**What to do:** Lines with "Postp": copy each one from the listing below.
::::
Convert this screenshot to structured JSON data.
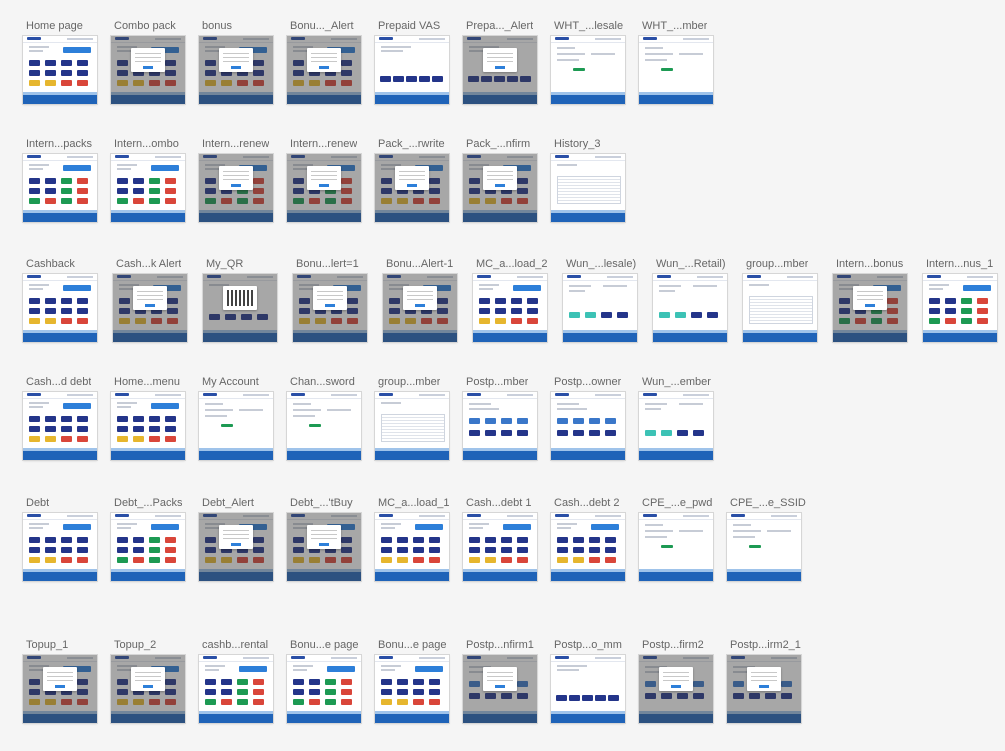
{
  "page": {
    "background": "#f5f5f5"
  },
  "rows": [
    {
      "boards": [
        {
          "label": "Home page",
          "variant": "home",
          "overlay": false
        },
        {
          "label": "Combo pack",
          "variant": "home",
          "overlay": true
        },
        {
          "label": "bonus",
          "variant": "home",
          "overlay": true
        },
        {
          "label": "Bonu..._Alert",
          "variant": "home",
          "overlay": true
        },
        {
          "label": "Prepaid VAS",
          "variant": "vas",
          "overlay": false
        },
        {
          "label": "Prepa..._Alert",
          "variant": "vas",
          "overlay": true
        },
        {
          "label": "WHT_...lesale",
          "variant": "form",
          "overlay": false
        },
        {
          "label": "WHT_...mber",
          "variant": "form",
          "overlay": false
        }
      ]
    },
    {
      "boards": [
        {
          "label": "Intern...packs",
          "variant": "packs",
          "overlay": false
        },
        {
          "label": "Intern...ombo",
          "variant": "packs",
          "overlay": false
        },
        {
          "label": "Intern...renew",
          "variant": "packs",
          "overlay": true
        },
        {
          "label": "Intern...renew",
          "variant": "packs",
          "overlay": true
        },
        {
          "label": "Pack_...rwrite",
          "variant": "home",
          "overlay": true
        },
        {
          "label": "Pack_...nfirm",
          "variant": "home",
          "overlay": true
        },
        {
          "label": "History_3",
          "variant": "table",
          "overlay": false
        }
      ]
    },
    {
      "boards": [
        {
          "label": "Cashback",
          "variant": "home",
          "overlay": false
        },
        {
          "label": "Cash...k Alert",
          "variant": "home",
          "overlay": true
        },
        {
          "label": "My_QR",
          "variant": "qr",
          "overlay": true
        },
        {
          "label": "Bonu...lert=1",
          "variant": "home",
          "overlay": true
        },
        {
          "label": "Bonu...Alert-1",
          "variant": "home",
          "overlay": true
        },
        {
          "label": "MC_a...load_2",
          "variant": "home",
          "overlay": false
        },
        {
          "label": "Wun_...lesale)",
          "variant": "wun",
          "overlay": false
        },
        {
          "label": "Wun_...Retail)",
          "variant": "wun",
          "overlay": false
        },
        {
          "label": "group...mber",
          "variant": "table",
          "overlay": false
        },
        {
          "label": "Intern...bonus",
          "variant": "packs",
          "overlay": true
        },
        {
          "label": "Intern...nus_1",
          "variant": "packs",
          "overlay": false
        }
      ]
    },
    {
      "boards": [
        {
          "label": "Cash...d debt",
          "variant": "home",
          "overlay": false
        },
        {
          "label": "Home...menu",
          "variant": "home",
          "overlay": false
        },
        {
          "label": "My Account",
          "variant": "form",
          "overlay": false
        },
        {
          "label": "Chan...sword",
          "variant": "form",
          "overlay": false
        },
        {
          "label": "group...mber",
          "variant": "table",
          "overlay": false
        },
        {
          "label": "Postp...mber",
          "variant": "post",
          "overlay": false
        },
        {
          "label": "Postp...owner",
          "variant": "post",
          "overlay": false
        },
        {
          "label": "Wun_...ember",
          "variant": "wun",
          "overlay": false
        }
      ]
    },
    {
      "boards": [
        {
          "label": "Debt",
          "variant": "home",
          "overlay": false
        },
        {
          "label": "Debt_...Packs",
          "variant": "packs",
          "overlay": false
        },
        {
          "label": "Debt_Alert",
          "variant": "home",
          "overlay": true
        },
        {
          "label": "Debt_...'tBuy",
          "variant": "home",
          "overlay": true
        },
        {
          "label": "MC_a...load_1",
          "variant": "home",
          "overlay": false
        },
        {
          "label": "Cash...debt 1",
          "variant": "home",
          "overlay": false
        },
        {
          "label": "Cash...debt 2",
          "variant": "home",
          "overlay": false
        },
        {
          "label": "CPE_...e_pwd",
          "variant": "form",
          "overlay": false
        },
        {
          "label": "CPE_...e_SSID",
          "variant": "form",
          "overlay": false
        }
      ]
    },
    {
      "boards": [
        {
          "label": "Topup_1",
          "variant": "home",
          "overlay": true
        },
        {
          "label": "Topup_2",
          "variant": "home",
          "overlay": true
        },
        {
          "label": "cashb...rental",
          "variant": "packs",
          "overlay": false
        },
        {
          "label": "Bonu...e page",
          "variant": "packs",
          "overlay": false
        },
        {
          "label": "Bonu...e page",
          "variant": "home",
          "overlay": false
        },
        {
          "label": "Postp...nfirm1",
          "variant": "post",
          "overlay": true
        },
        {
          "label": "Postp...o_mm",
          "variant": "vas",
          "overlay": false
        },
        {
          "label": "Postp...firm2",
          "variant": "post",
          "overlay": true
        },
        {
          "label": "Postp...irm2_1",
          "variant": "post",
          "overlay": true
        }
      ]
    }
  ],
  "colors": {
    "brand_blue": "#1f63b8",
    "button_blue": "#2d7fd9",
    "card_navy": "#24358a",
    "card_green": "#1d9a53",
    "card_red": "#d9463a",
    "card_yellow": "#e6b62e",
    "card_teal": "#3cc2b5",
    "overlay": "#595959"
  }
}
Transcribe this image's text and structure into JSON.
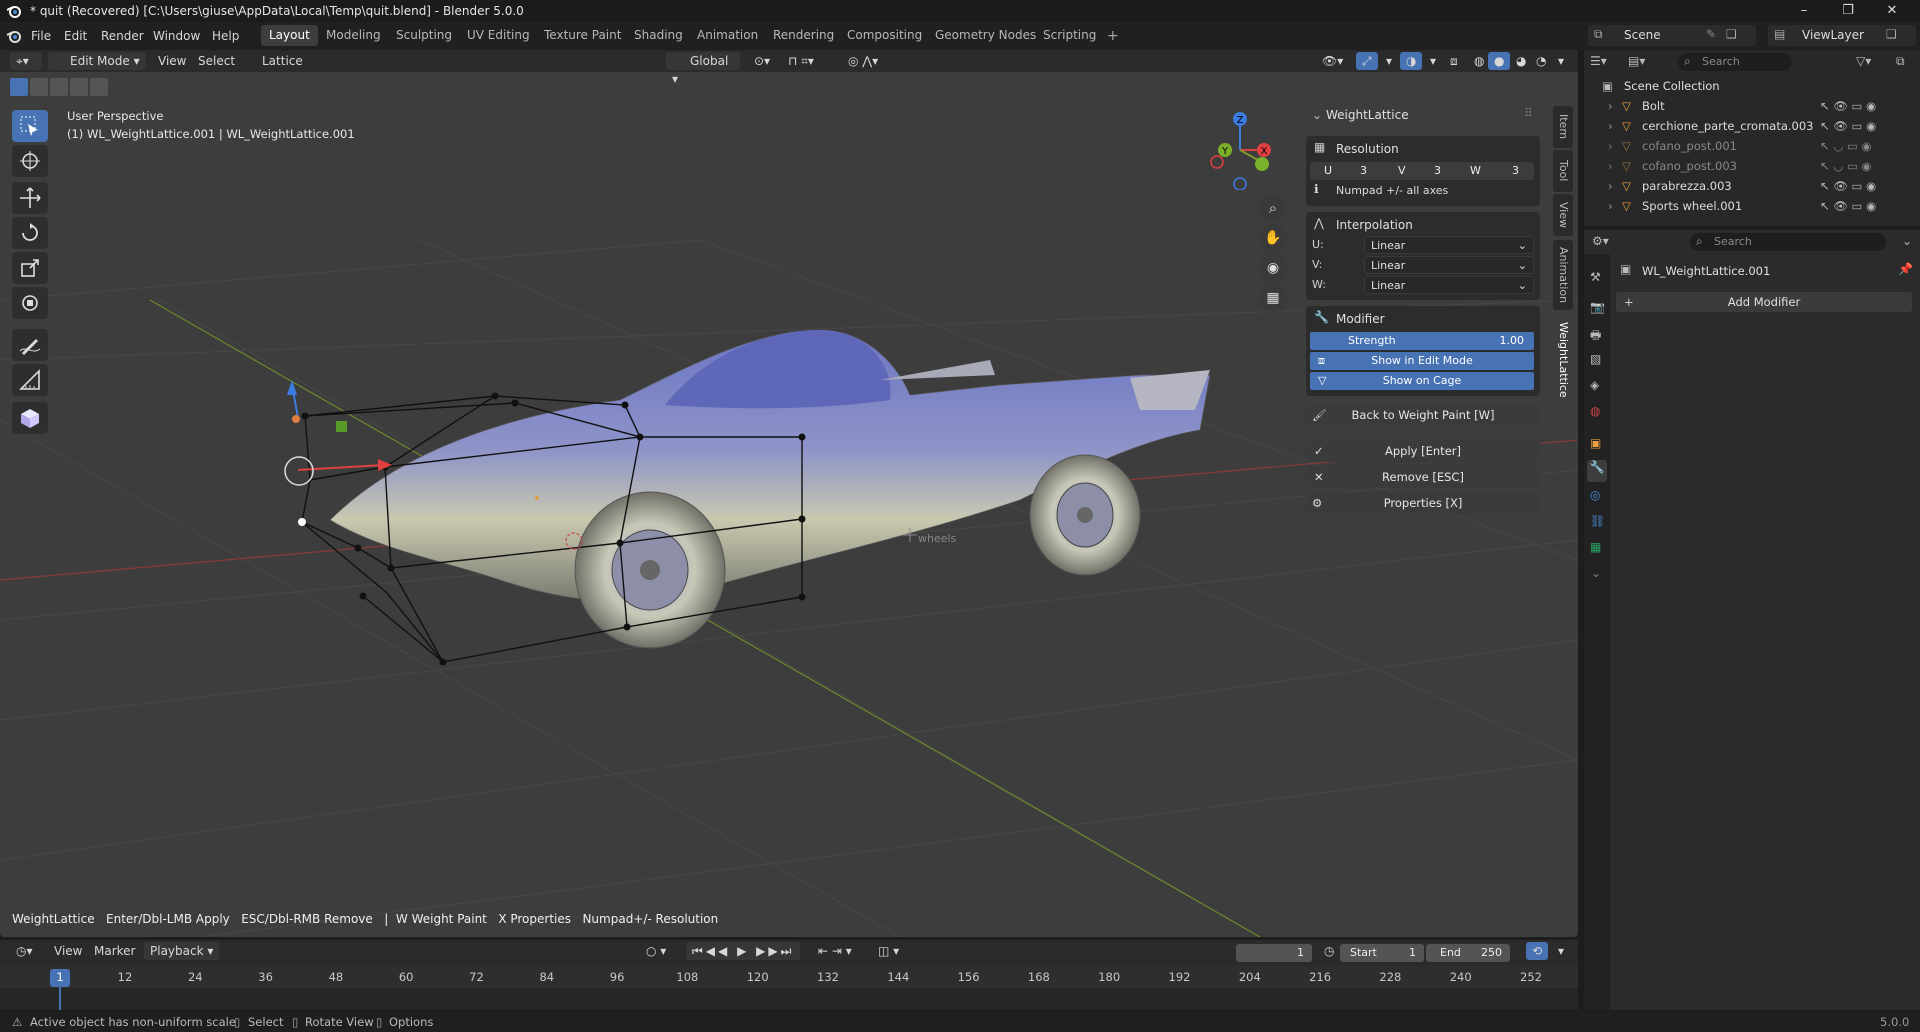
{
  "window": {
    "title": "* quit (Recovered) [C:\\Users\\giuse\\AppData\\Local\\Temp\\quit.blend] - Blender 5.0.0",
    "minimize": "–",
    "maximize": "❐",
    "close": "✕"
  },
  "menu": [
    "File",
    "Edit",
    "Render",
    "Window",
    "Help"
  ],
  "workspaces": [
    "Layout",
    "Modeling",
    "Sculpting",
    "UV Editing",
    "Texture Paint",
    "Shading",
    "Animation",
    "Rendering",
    "Compositing",
    "Geometry Nodes",
    "Scripting"
  ],
  "workspace_active": "Layout",
  "scene": {
    "label": "Scene",
    "view_layer": "ViewLayer"
  },
  "viewport": {
    "mode": "Edit Mode",
    "menus": [
      "View",
      "Select",
      "Lattice"
    ],
    "orientation": "Global",
    "perspective": "User Perspective",
    "object_info": "(1) WL_WeightLattice.001 | WL_WeightLattice.001",
    "empty_label": "wheels",
    "axis": {
      "x": "X",
      "y": "Y",
      "z": "Z"
    },
    "hint": "WeightLattice   Enter/Dbl-LMB Apply   ESC/Dbl-RMB Remove   |  W Weight Paint   X Properties   Numpad+/- Resolution"
  },
  "npanel": {
    "title": "WeightLattice",
    "resolution": {
      "label": "Resolution",
      "u_label": "U",
      "u": "3",
      "v_label": "V",
      "v": "3",
      "w_label": "W",
      "w": "3",
      "note": "Numpad +/- all axes"
    },
    "interpolation": {
      "label": "Interpolation",
      "u_label": "U:",
      "u": "Linear",
      "v_label": "V:",
      "v": "Linear",
      "w_label": "W:",
      "w": "Linear"
    },
    "modifier": {
      "label": "Modifier",
      "strength_label": "Strength",
      "strength": "1.00",
      "show_edit": "Show in Edit Mode",
      "show_cage": "Show on Cage"
    },
    "back_btn": "Back to Weight Paint  [W]",
    "apply_btn": "Apply  [Enter]",
    "remove_btn": "Remove  [ESC]",
    "properties_btn": "Properties  [X]",
    "tabs": [
      "Item",
      "Tool",
      "View",
      "Animation",
      "WeightLattice"
    ]
  },
  "outliner": {
    "search_placeholder": "Search",
    "root": "Scene Collection",
    "items": [
      {
        "name": "Bolt",
        "dim": false
      },
      {
        "name": "cerchione_parte_cromata.003",
        "dim": false
      },
      {
        "name": "cofano_post.001",
        "dim": true
      },
      {
        "name": "cofano_post.003",
        "dim": true
      },
      {
        "name": "parabrezza.003",
        "dim": false
      },
      {
        "name": "Sports wheel.001",
        "dim": false
      }
    ]
  },
  "properties": {
    "search_placeholder": "Search",
    "object_name": "WL_WeightLattice.001",
    "add_modifier": "Add Modifier"
  },
  "timeline": {
    "menus": [
      "View",
      "Marker",
      "Playback"
    ],
    "current_frame": "1",
    "start_label": "Start",
    "start": "1",
    "end_label": "End",
    "end": "250",
    "ticks": [
      "1",
      "12",
      "24",
      "36",
      "48",
      "60",
      "72",
      "84",
      "96",
      "108",
      "120",
      "132",
      "144",
      "156",
      "168",
      "180",
      "192",
      "204",
      "216",
      "228",
      "240",
      "252"
    ]
  },
  "status": {
    "warning": "Active object has non-uniform scale",
    "select": "Select",
    "rotate": "Rotate View",
    "options": "Options",
    "version": "5.0.0"
  },
  "colors": {
    "accent": "#4772b3",
    "viewport_bg": "#3d3d3d",
    "car_body": "#6b74b8"
  }
}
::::
**Solution for this problem:**
          "label": "Postp...mber",
          "label": "Postp...owner",
          "label": "Postp...nfirm1",
          "label": "Postp...o_mm",
          "label": "Postp...firm2",
          "label": "Postp...irm2_1",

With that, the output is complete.